= Beginning of Section =
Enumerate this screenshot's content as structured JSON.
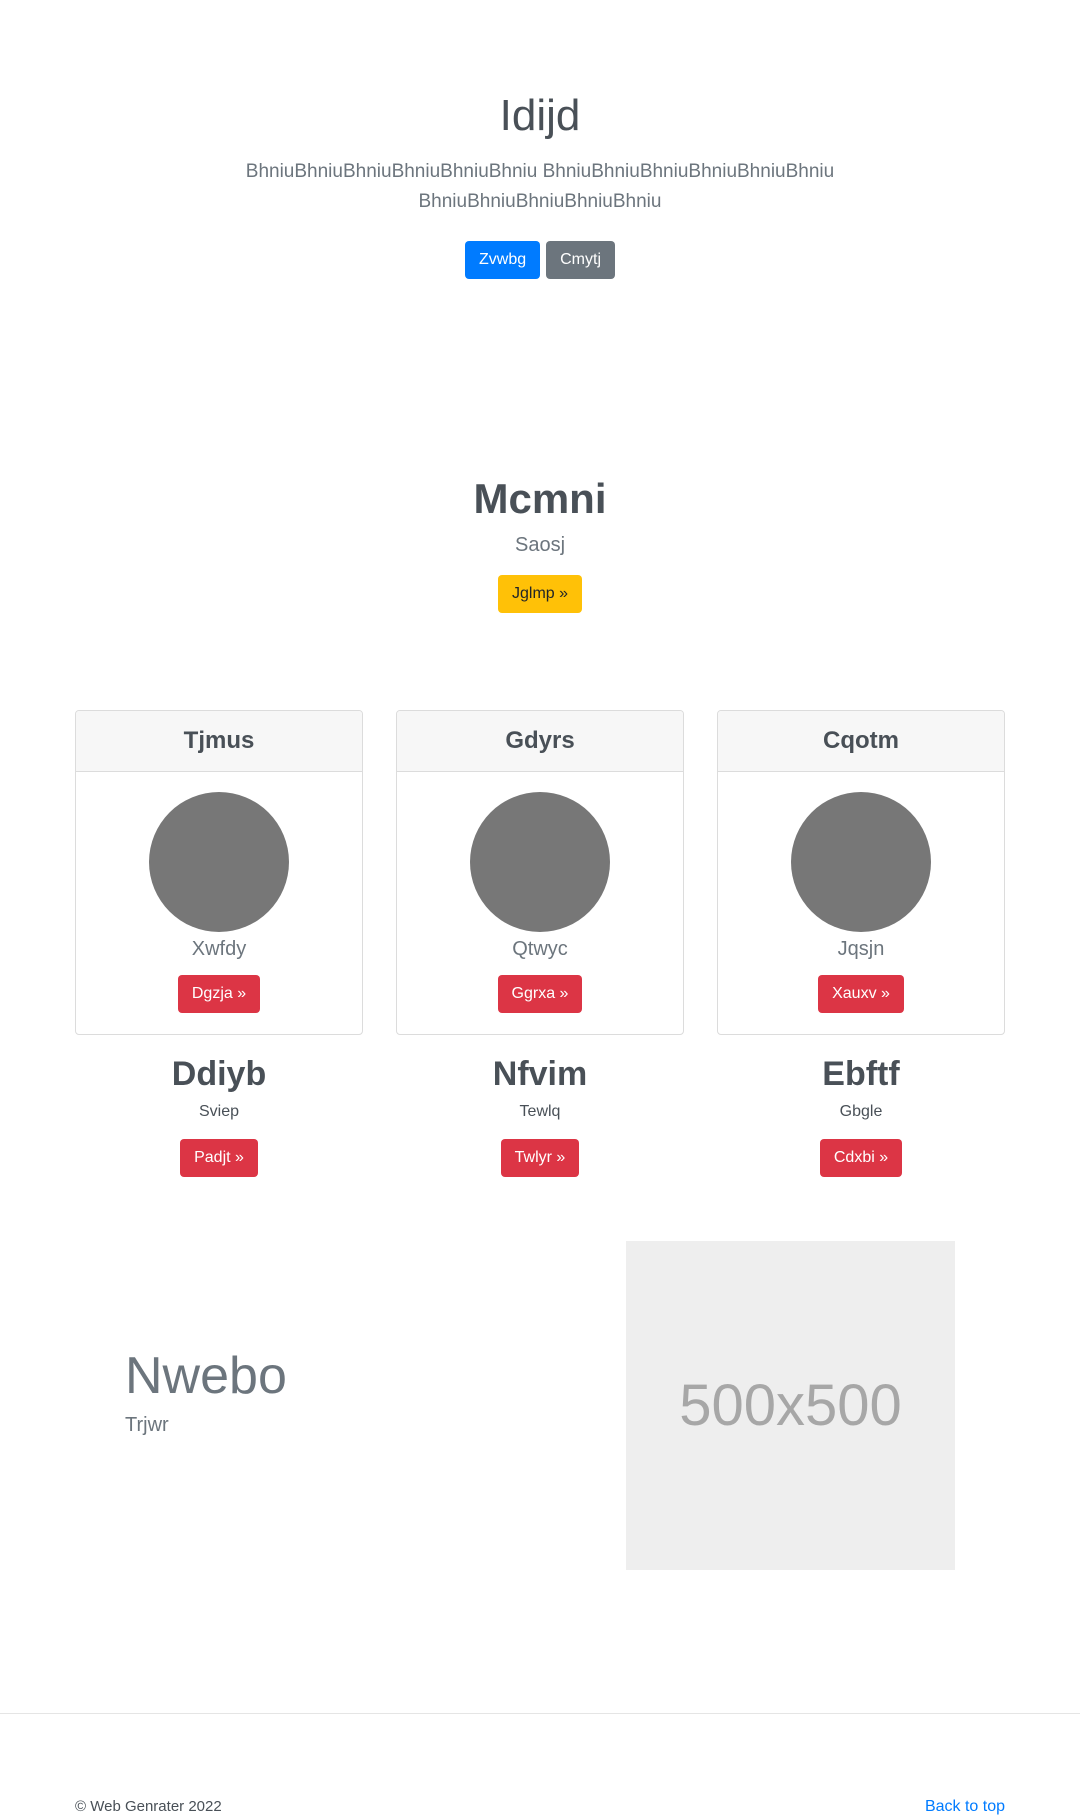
{
  "hero": {
    "title": "Idijd",
    "lead": "BhniuBhniuBhniuBhniuBhniuBhniu BhniuBhniuBhniuBhniuBhniuBhniu BhniuBhniuBhniuBhniuBhniu",
    "primary_button": "Zvwbg",
    "secondary_button": "Cmytj"
  },
  "feature": {
    "title": "Mcmni",
    "subtitle": "Saosj",
    "button": "Jglmp »"
  },
  "cards": [
    {
      "header": "Tjmus",
      "text": "Xwfdy",
      "button": "Dgzja »"
    },
    {
      "header": "Gdyrs",
      "text": "Qtwyc",
      "button": "Ggrxa »"
    },
    {
      "header": "Cqotm",
      "text": "Jqsjn",
      "button": "Xauxv »"
    }
  ],
  "columns": [
    {
      "title": "Ddiyb",
      "text": "Sviep",
      "button": "Padjt »"
    },
    {
      "title": "Nfvim",
      "text": "Tewlq",
      "button": "Twlyr »"
    },
    {
      "title": "Ebftf",
      "text": "Gbgle",
      "button": "Cdxbi »"
    }
  ],
  "split": {
    "title": "Nwebo",
    "subtitle": "Trjwr",
    "image_label": "500x500"
  },
  "footer": {
    "copyright": "© Web Genrater 2022",
    "back_to_top": "Back to top"
  },
  "colors": {
    "primary": "#007bff",
    "secondary": "#6c757d",
    "warning": "#ffc107",
    "danger": "#dc3545",
    "avatar": "#777777",
    "placeholder_bg": "#eeeeee"
  }
}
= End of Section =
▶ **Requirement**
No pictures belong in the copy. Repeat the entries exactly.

▶ **Output for this exercise**
Enumerate this screenshot's content as structured JSON.
{
  "hero": {
    "title": "Idijd",
    "lead": "BhniuBhniuBhniuBhniuBhniuBhniu BhniuBhniuBhniuBhniuBhniuBhniu BhniuBhniuBhniuBhniuBhniu",
    "primary_button": "Zvwbg",
    "secondary_button": "Cmytj"
  },
  "feature": {
    "title": "Mcmni",
    "subtitle": "Saosj",
    "button": "Jglmp »"
  },
  "cards": [
    {
      "header": "Tjmus",
      "text": "Xwfdy",
      "button": "Dgzja »"
    },
    {
      "header": "Gdyrs",
      "text": "Qtwyc",
      "button": "Ggrxa »"
    },
    {
      "header": "Cqotm",
      "text": "Jqsjn",
      "button": "Xauxv »"
    }
  ],
  "columns": [
    {
      "title": "Ddiyb",
      "text": "Sviep",
      "button": "Padjt »"
    },
    {
      "title": "Nfvim",
      "text": "Tewlq",
      "button": "Twlyr »"
    },
    {
      "title": "Ebftf",
      "text": "Gbgle",
      "button": "Cdxbi »"
    }
  ],
  "split": {
    "title": "Nwebo",
    "subtitle": "Trjwr",
    "image_label": "500x500"
  },
  "footer": {
    "copyright": "© Web Genrater 2022",
    "back_to_top": "Back to top"
  },
  "colors": {
    "primary": "#007bff",
    "secondary": "#6c757d",
    "warning": "#ffc107",
    "danger": "#dc3545",
    "avatar": "#777777",
    "placeholder_bg": "#eeeeee"
  }
}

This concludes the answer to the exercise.